As in most collectible card-based games, building a balanced deck is the key to success, but one that can elude the novice player. Only through practice and gained knowledge of the variety of cards will gameplay speed up, since beginners will need to focus on what each type of card does and learn the advisability of playing certain special cards or the nuances of relational situations. While the victory conditions are simplistic (reduce your opponent’s life force to zero), a few unusual circumstances, such as collecting all Exodia cards (number 17-21) in one hand, will result in instant victory.
Exception rules like one-per-deck card limitations, terrain effects that provide advantages or disadvantages to specific monsters, and superiority or inferiority of relationships based on alignment keep Yu-Gi-Oh! Dark Duel Stories’ gameplay fun and unpredictable. Despite the slow process of building decks, which is due in large part to the small screen that requires viewing details about each card separately, and the potentially frustrating process of finding passwords from external sources, Dark Duel Stories is well suited for the Game Boy Color system.
Detailed cards, easy-to-read text, and a clearly formatted menu system translate the card game nicely to the handheld system.
Background music is repetitive, although a variety of short tunes play at various screens, and can easily be voided by turning the sound off. The sounds consist of standard blips and beeps.
Learning to play effectively can be challenging, but getting into the game is easy enough. Having to get additional cards from external sources is disappointing, but the password system seems fair to those who have invested in the card game, though purchasers of the video game may feel differently.
With literally thousands of combinations and cards possible, no two games need ever be the same. Collecting, trading, and creating cards allows expansion of the basic game. Multiplayer link cable offers unlimited play.
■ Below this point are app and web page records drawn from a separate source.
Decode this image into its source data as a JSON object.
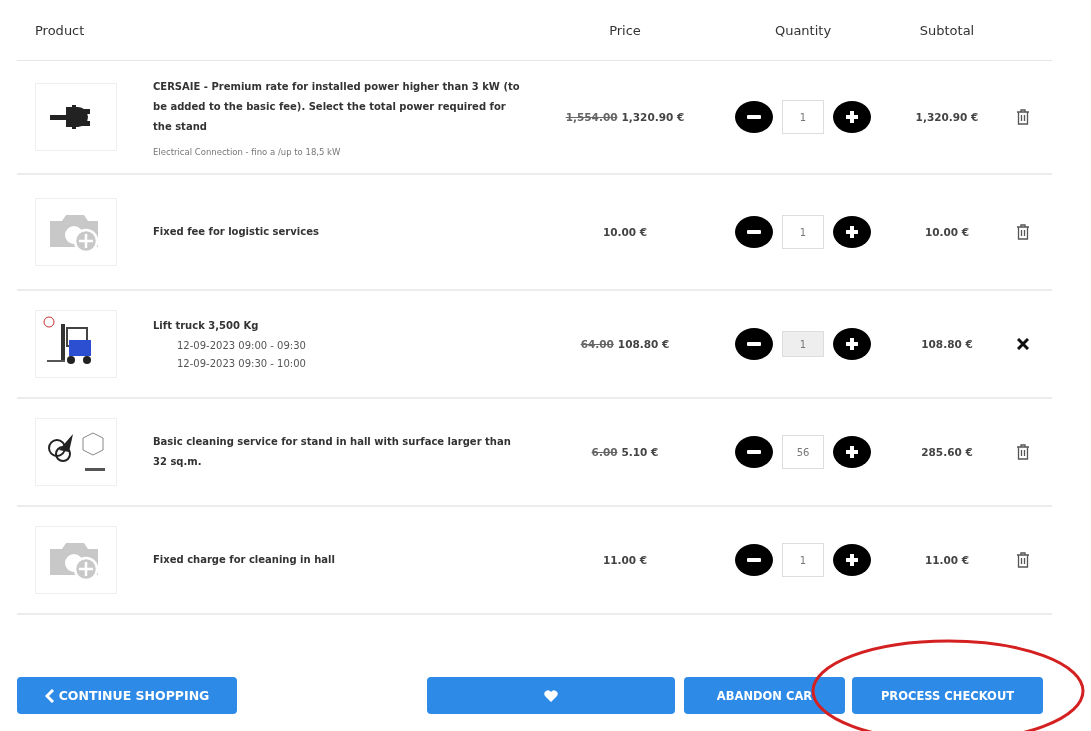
{
  "columns": [
    "Product",
    "Price",
    "Quantity",
    "Subtotal"
  ],
  "rows": [
    {
      "kind": "item",
      "name": "CERSAIE - Premium rate for installed power higher than 3 kW (to be added to the basic fee). Select the total power required for the stand",
      "details": [
        "Electrical Connection - fino a /up to 18,5 kW"
      ],
      "old_price": "1,554.00",
      "price": "1,320.90 €",
      "quantity": "1",
      "quantity_disabled": false,
      "subtotal": "1,320.90 €"
    },
    {
      "kind": "item",
      "name": "Fixed fee for logistic services",
      "details": [],
      "price": "10.00 €",
      "quantity": "1",
      "quantity_disabled": false,
      "subtotal": "10.00 €"
    },
    {
      "kind": "booking",
      "name": "Lift truck 3,500 Kg",
      "details": [
        "12-09-2023 09:00 - 09:30",
        "12-09-2023 09:30 - 10:00"
      ],
      "old_price": "64.00",
      "price": "108.80 €",
      "quantity": "1",
      "quantity_disabled": true,
      "subtotal": "108.80 €"
    },
    {
      "kind": "item",
      "name": "Basic cleaning service for stand in hall with surface larger than 32 sq.m.",
      "details": [],
      "old_price": "6.00",
      "price": "5.10 €",
      "quantity": "56",
      "quantity_disabled": false,
      "subtotal": "285.60 €"
    },
    {
      "kind": "item",
      "name": "Fixed charge for cleaning in hall",
      "details": [],
      "price": "11.00 €",
      "quantity": "1",
      "quantity_disabled": false,
      "subtotal": "11.00 €"
    }
  ],
  "buttons": [
    {
      "kind": "back",
      "label": "CONTINUE SHOPPING"
    },
    {
      "kind": "wishlist"
    },
    {
      "kind": "plain",
      "label": "ABANDON CAR"
    },
    {
      "kind": "plain",
      "label": "PROCESS CHECKOUT",
      "circled": true
    }
  ]
}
The manual can be confusing when initially read from cover to cover, but players will find it helpful when used in conjunction with gameplay. Some elements need expanded explanations.